[[ GIVEN DATA open ]]

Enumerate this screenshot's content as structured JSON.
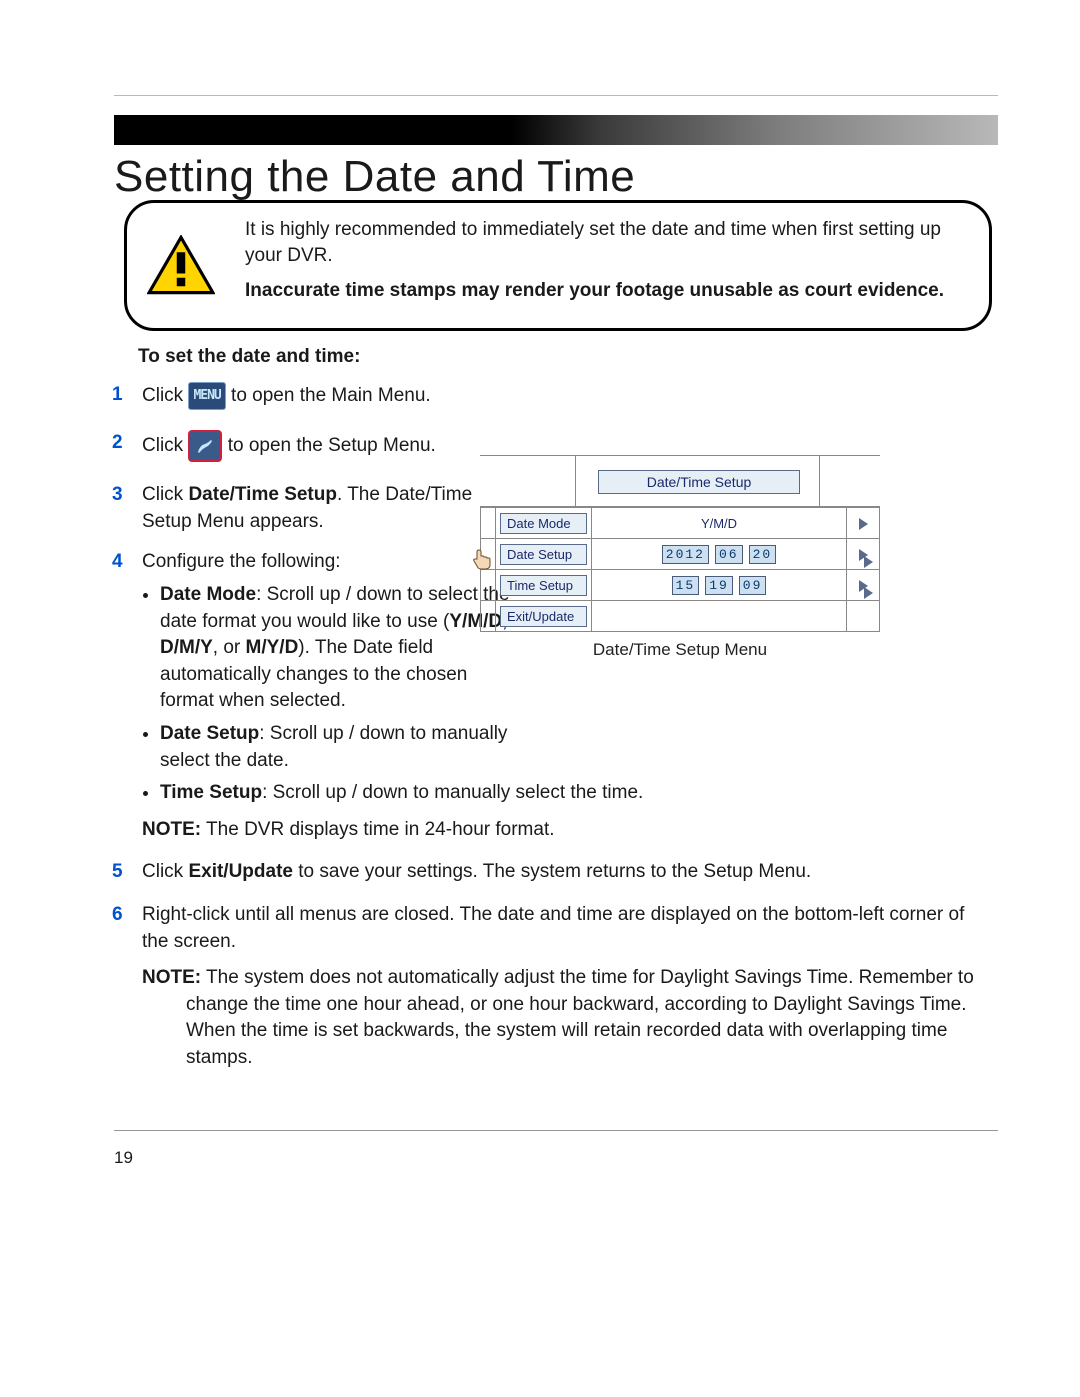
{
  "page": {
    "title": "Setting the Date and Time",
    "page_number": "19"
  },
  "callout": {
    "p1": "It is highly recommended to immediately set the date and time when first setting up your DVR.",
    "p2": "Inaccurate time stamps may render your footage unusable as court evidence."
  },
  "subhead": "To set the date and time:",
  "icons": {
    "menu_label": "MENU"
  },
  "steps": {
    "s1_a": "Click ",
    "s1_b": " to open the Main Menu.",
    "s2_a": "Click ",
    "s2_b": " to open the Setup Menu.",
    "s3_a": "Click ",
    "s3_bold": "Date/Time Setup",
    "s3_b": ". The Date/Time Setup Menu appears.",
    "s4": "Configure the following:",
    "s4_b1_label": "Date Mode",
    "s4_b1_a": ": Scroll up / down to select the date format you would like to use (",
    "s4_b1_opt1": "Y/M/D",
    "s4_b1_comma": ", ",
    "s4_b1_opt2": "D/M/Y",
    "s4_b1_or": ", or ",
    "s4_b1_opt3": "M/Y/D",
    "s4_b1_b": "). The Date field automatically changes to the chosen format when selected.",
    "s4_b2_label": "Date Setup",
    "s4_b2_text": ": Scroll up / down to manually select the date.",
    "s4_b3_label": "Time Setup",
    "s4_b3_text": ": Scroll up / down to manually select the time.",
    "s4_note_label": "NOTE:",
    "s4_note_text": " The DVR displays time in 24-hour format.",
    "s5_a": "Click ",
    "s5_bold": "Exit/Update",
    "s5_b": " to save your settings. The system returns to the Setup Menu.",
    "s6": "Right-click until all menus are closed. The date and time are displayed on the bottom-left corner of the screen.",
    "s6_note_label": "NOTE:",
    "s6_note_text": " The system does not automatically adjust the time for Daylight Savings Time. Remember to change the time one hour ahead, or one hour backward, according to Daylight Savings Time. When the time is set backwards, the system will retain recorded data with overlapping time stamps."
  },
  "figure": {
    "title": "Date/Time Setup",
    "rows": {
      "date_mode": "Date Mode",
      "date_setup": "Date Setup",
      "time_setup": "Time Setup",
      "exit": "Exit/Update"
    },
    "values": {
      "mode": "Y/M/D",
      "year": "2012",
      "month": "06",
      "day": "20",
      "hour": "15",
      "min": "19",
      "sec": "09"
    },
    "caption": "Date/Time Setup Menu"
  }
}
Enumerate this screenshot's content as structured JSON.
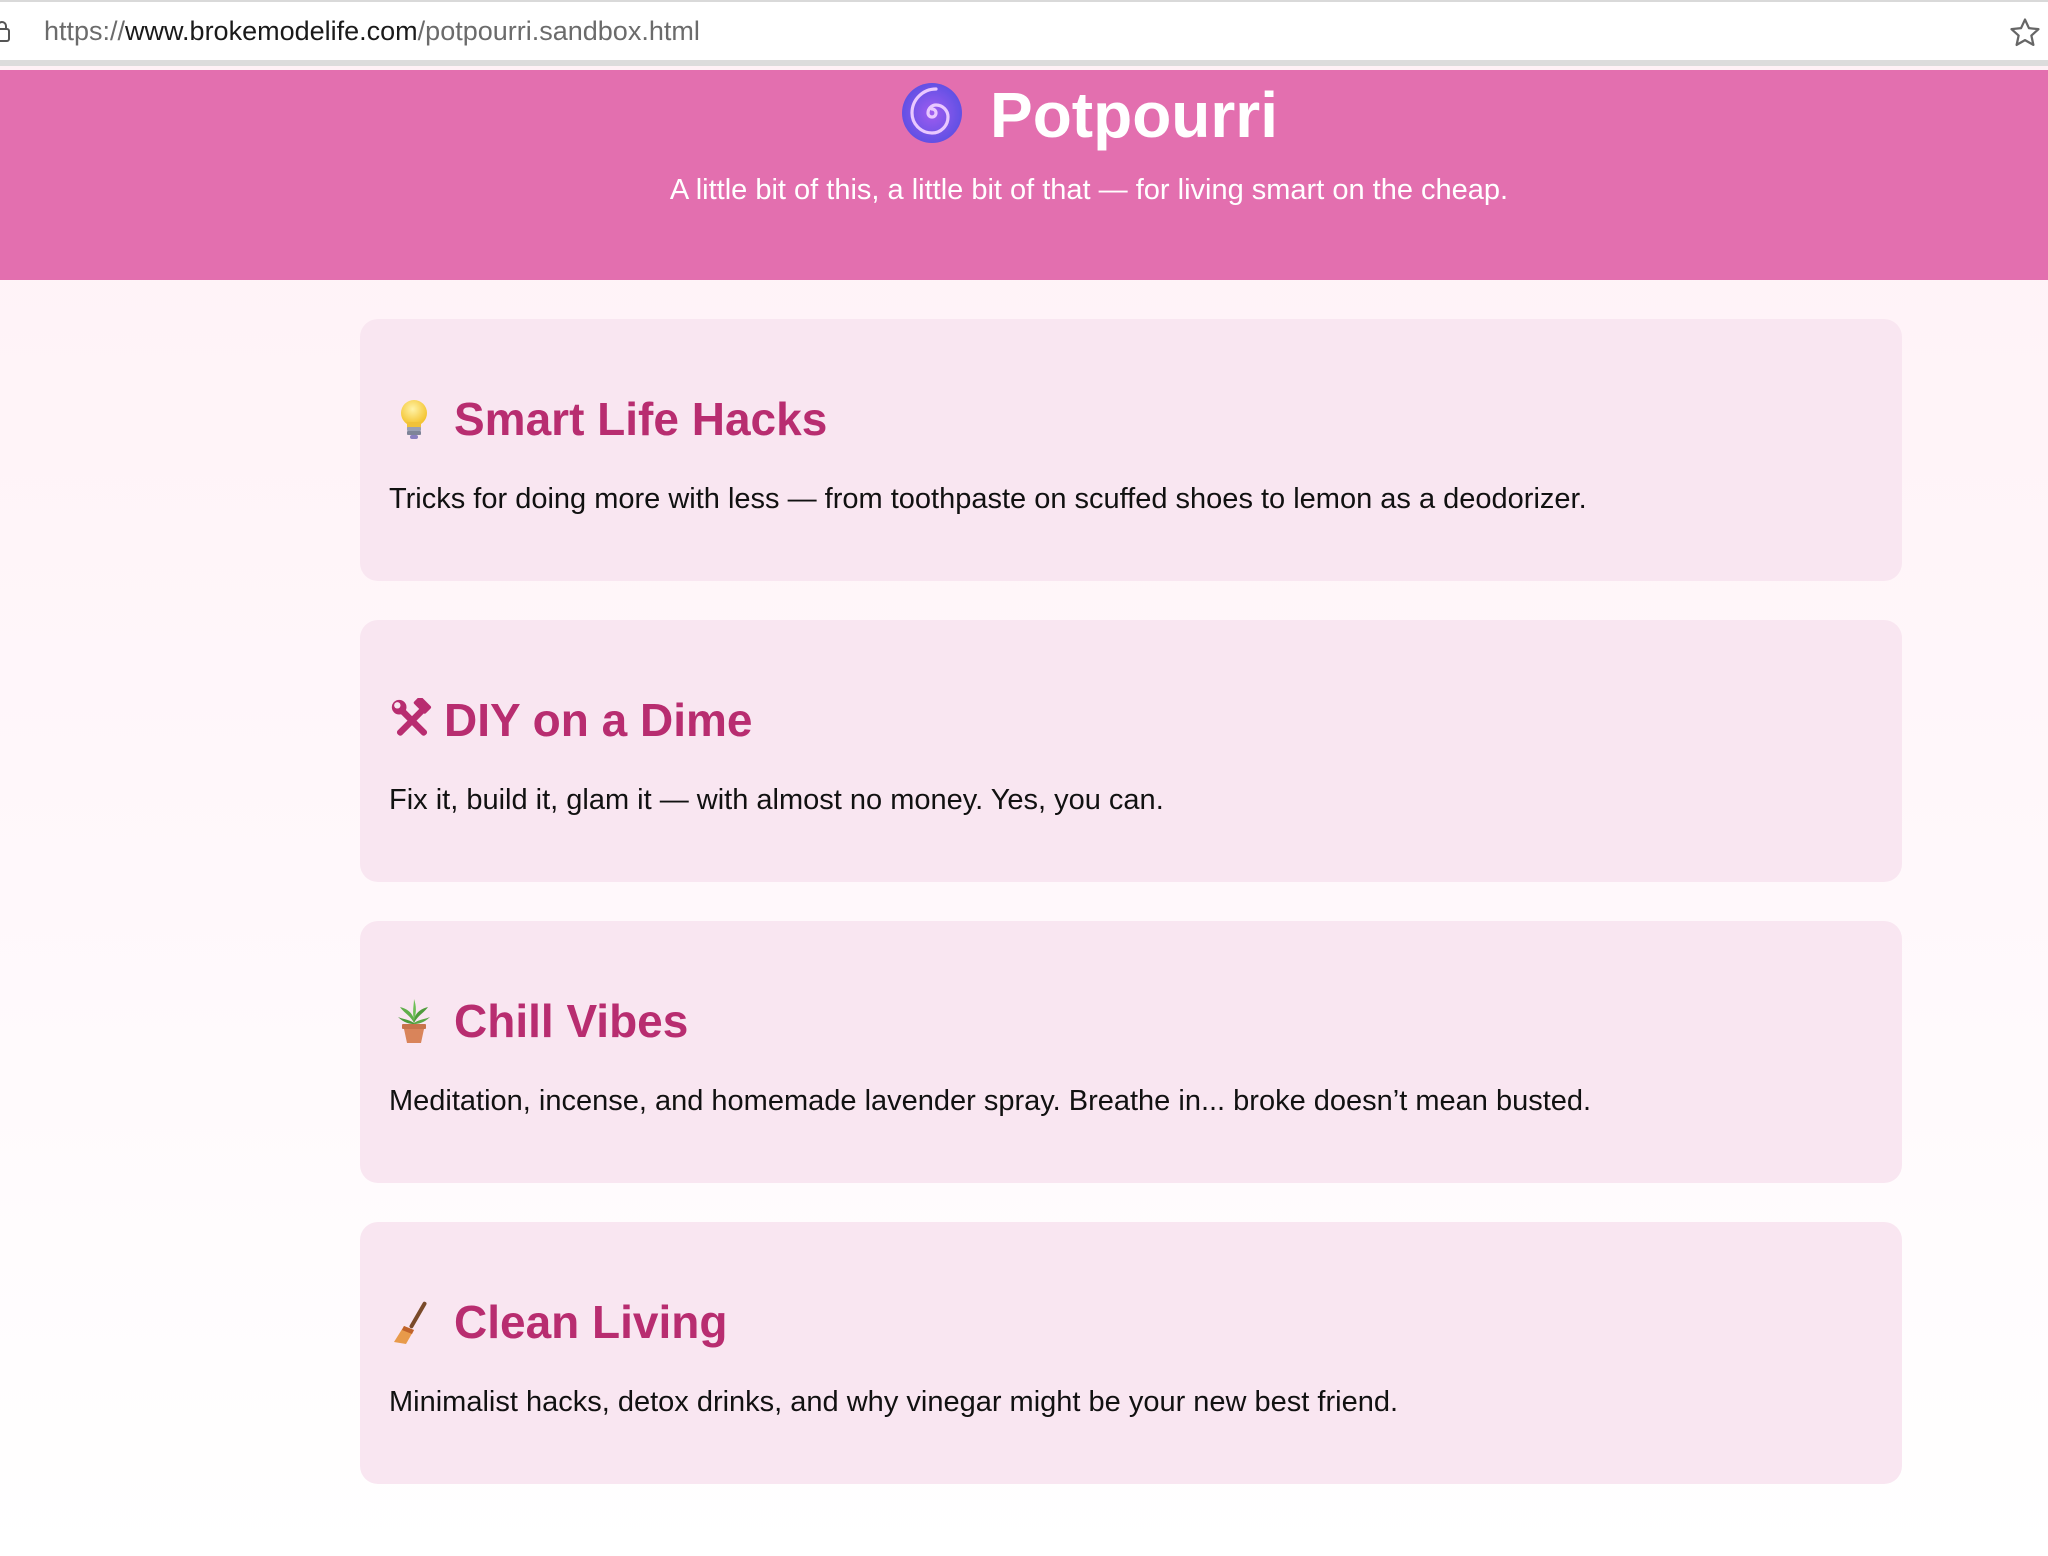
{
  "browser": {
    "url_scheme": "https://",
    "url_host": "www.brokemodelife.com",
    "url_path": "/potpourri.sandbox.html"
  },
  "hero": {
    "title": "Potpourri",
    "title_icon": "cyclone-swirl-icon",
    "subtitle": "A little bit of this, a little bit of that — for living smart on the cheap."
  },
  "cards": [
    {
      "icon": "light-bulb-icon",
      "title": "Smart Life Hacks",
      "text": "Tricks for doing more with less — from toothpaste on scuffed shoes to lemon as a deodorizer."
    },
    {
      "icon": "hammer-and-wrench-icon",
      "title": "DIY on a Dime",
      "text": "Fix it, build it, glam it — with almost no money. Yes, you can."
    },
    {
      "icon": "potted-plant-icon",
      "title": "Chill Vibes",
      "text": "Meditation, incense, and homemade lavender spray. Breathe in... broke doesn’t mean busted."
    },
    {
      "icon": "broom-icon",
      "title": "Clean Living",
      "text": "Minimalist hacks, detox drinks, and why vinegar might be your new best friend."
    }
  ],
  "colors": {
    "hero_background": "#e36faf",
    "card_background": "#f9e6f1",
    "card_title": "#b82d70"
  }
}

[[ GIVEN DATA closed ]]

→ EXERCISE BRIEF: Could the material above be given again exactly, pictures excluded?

→ COMPLETED TASK:
Enumerate this screenshot's content as structured JSON.
{
  "page": {
    "title": "Setting the Date and Time",
    "page_number": "19"
  },
  "callout": {
    "p1": "It is highly recommended to immediately set the date and time when first setting up your DVR.",
    "p2": "Inaccurate time stamps may render your footage unusable as court evidence."
  },
  "subhead": "To set the date and time:",
  "icons": {
    "menu_label": "MENU"
  },
  "steps": {
    "s1_a": "Click ",
    "s1_b": " to open the Main Menu.",
    "s2_a": "Click ",
    "s2_b": " to open the Setup Menu.",
    "s3_a": "Click ",
    "s3_bold": "Date/Time Setup",
    "s3_b": ". The Date/Time Setup Menu appears.",
    "s4": "Configure the following:",
    "s4_b1_label": "Date Mode",
    "s4_b1_a": ": Scroll up / down to select the date format you would like to use (",
    "s4_b1_opt1": "Y/M/D",
    "s4_b1_comma": ", ",
    "s4_b1_opt2": "D/M/Y",
    "s4_b1_or": ", or ",
    "s4_b1_opt3": "M/Y/D",
    "s4_b1_b": "). The Date field automatically changes to the chosen format when selected.",
    "s4_b2_label": "Date Setup",
    "s4_b2_text": ": Scroll up / down to manually select the date.",
    "s4_b3_label": "Time Setup",
    "s4_b3_text": ": Scroll up / down to manually select the time.",
    "s4_note_label": "NOTE:",
    "s4_note_text": " The DVR displays time in 24-hour format.",
    "s5_a": "Click ",
    "s5_bold": "Exit/Update",
    "s5_b": " to save your settings. The system returns to the Setup Menu.",
    "s6": "Right-click until all menus are closed. The date and time are displayed on the bottom-left corner of the screen.",
    "s6_note_label": "NOTE:",
    "s6_note_text": " The system does not automatically adjust the time for Daylight Savings Time. Remember to change the time one hour ahead, or one hour backward, according to Daylight Savings Time. When the time is set backwards, the system will retain recorded data with overlapping time stamps."
  },
  "figure": {
    "title": "Date/Time Setup",
    "rows": {
      "date_mode": "Date Mode",
      "date_setup": "Date Setup",
      "time_setup": "Time Setup",
      "exit": "Exit/Update"
    },
    "values": {
      "mode": "Y/M/D",
      "year": "2012",
      "month": "06",
      "day": "20",
      "hour": "15",
      "min": "19",
      "sec": "09"
    },
    "caption": "Date/Time Setup Menu"
  }
}
Enumerate this screenshot's content as structured JSON.
{
  "browser": {
    "url_scheme": "https://",
    "url_host": "www.brokemodelife.com",
    "url_path": "/potpourri.sandbox.html"
  },
  "hero": {
    "title": "Potpourri",
    "title_icon": "cyclone-swirl-icon",
    "subtitle": "A little bit of this, a little bit of that — for living smart on the cheap."
  },
  "cards": [
    {
      "icon": "light-bulb-icon",
      "title": "Smart Life Hacks",
      "text": "Tricks for doing more with less — from toothpaste on scuffed shoes to lemon as a deodorizer."
    },
    {
      "icon": "hammer-and-wrench-icon",
      "title": "DIY on a Dime",
      "text": "Fix it, build it, glam it — with almost no money. Yes, you can."
    },
    {
      "icon": "potted-plant-icon",
      "title": "Chill Vibes",
      "text": "Meditation, incense, and homemade lavender spray. Breathe in... broke doesn’t mean busted."
    },
    {
      "icon": "broom-icon",
      "title": "Clean Living",
      "text": "Minimalist hacks, detox drinks, and why vinegar might be your new best friend."
    }
  ],
  "colors": {
    "hero_background": "#e36faf",
    "card_background": "#f9e6f1",
    "card_title": "#b82d70"
  }
}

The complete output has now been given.